The GRAS Substances (SCOGS) Database allows access to opinions and conclusions from 115 SCOGS reports published between 1972-1980 on the safety of over 370 Generally Recognized As Safe (GRAS) food substances. The GRAS ingredient reviews were conducted by the Select Committee in response to a 1969 White House directive by President Richard M. Nixon.

L(+) potassium acid tartrate

  • SCOGS-Report Number: 107*
  • Type Of Conclusion: 1
  • ID Code: 868-14-4
  • Year: 1979
  • 21 CFR Section: 184.1077

SCOGS Opinion:

Tartrates occur naturally in many fruits and high concentrations are found in wine. Consumer exposure data suggest that about 6mg each of tartaric acid and potassium acid tartrate added to foods are ingested daily per capita (a total of about 0.2mg per kg in an adult). The literature indicates that there are no differences in the biological effects of the several tartrates added to food and that their toxicity is dose related. Studies using modern tracer techniques would be helpful in ascertaining the extent of absortion and metabolic fate of ingested tartrates. Tartrates are reported to elicit nephritic lesions in several animal species, but usually only after parenteral injection of very large doses. Daily ingestion of 2.3g per kg of body weight per day for 150 days produced no ill effects in rabbits. No toxicity was found in rats ingesting up to 1.2g per kg of body weight of tartaric acid in the diet daily for 2 years. The daily intake of tartrates added to foods is orders of magnitude below that which could be expected to cause toxicity in man.
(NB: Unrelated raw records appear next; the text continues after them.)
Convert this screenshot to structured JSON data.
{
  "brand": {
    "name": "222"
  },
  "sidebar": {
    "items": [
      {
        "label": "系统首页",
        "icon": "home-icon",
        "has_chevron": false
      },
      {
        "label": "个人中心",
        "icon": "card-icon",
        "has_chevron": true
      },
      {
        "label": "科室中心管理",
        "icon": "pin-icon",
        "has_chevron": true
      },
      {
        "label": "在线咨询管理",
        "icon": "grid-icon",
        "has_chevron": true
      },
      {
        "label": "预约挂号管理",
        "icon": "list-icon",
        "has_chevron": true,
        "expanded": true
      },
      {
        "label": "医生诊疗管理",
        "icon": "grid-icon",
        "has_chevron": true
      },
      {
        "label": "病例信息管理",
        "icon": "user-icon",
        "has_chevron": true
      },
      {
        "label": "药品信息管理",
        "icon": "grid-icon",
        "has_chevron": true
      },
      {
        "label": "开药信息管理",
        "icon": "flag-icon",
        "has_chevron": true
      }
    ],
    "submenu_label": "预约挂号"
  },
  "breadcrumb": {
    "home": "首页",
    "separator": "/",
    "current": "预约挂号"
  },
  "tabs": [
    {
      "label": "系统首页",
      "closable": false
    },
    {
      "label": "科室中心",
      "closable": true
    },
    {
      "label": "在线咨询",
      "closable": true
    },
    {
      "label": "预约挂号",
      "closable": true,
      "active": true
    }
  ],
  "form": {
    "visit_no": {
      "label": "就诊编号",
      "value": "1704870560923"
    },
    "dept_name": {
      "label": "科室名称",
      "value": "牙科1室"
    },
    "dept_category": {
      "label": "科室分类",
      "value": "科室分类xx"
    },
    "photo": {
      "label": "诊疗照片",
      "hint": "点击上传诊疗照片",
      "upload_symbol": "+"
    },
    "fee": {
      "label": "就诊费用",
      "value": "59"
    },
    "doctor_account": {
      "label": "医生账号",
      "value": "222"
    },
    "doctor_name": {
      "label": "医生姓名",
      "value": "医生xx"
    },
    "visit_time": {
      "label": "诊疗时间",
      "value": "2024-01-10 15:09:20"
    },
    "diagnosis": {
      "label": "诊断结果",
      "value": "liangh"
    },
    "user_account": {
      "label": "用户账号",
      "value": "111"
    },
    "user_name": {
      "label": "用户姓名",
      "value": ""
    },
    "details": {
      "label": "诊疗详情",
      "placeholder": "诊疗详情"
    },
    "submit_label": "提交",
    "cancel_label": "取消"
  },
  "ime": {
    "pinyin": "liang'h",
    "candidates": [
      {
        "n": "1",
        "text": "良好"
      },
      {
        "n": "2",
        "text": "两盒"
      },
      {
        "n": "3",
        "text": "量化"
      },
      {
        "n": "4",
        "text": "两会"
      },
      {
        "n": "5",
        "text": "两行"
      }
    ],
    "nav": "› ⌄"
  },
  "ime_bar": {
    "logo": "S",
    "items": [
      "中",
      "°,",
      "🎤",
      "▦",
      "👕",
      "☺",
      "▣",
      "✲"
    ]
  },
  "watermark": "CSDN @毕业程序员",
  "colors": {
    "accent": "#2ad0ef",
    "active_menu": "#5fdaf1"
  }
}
In light of the above, the Select Committee concludes that: There is no evidence in the available information on L(+) potassium acid tartrate, L(+) sodium potassium tartrate acid that demonstrates, or suggests reasonable grounds to suspect, a hazard to the public when they are used at levels that are now current, or that might reasonably be expected in the future.

*Complete reports containing details of the safety studies that formed the basis of the opinions and conclusions and are available from the National Technical Information Service (NTIS), 5285 Port Royal Road, Springfield, VA 22161 (703) 605-6000.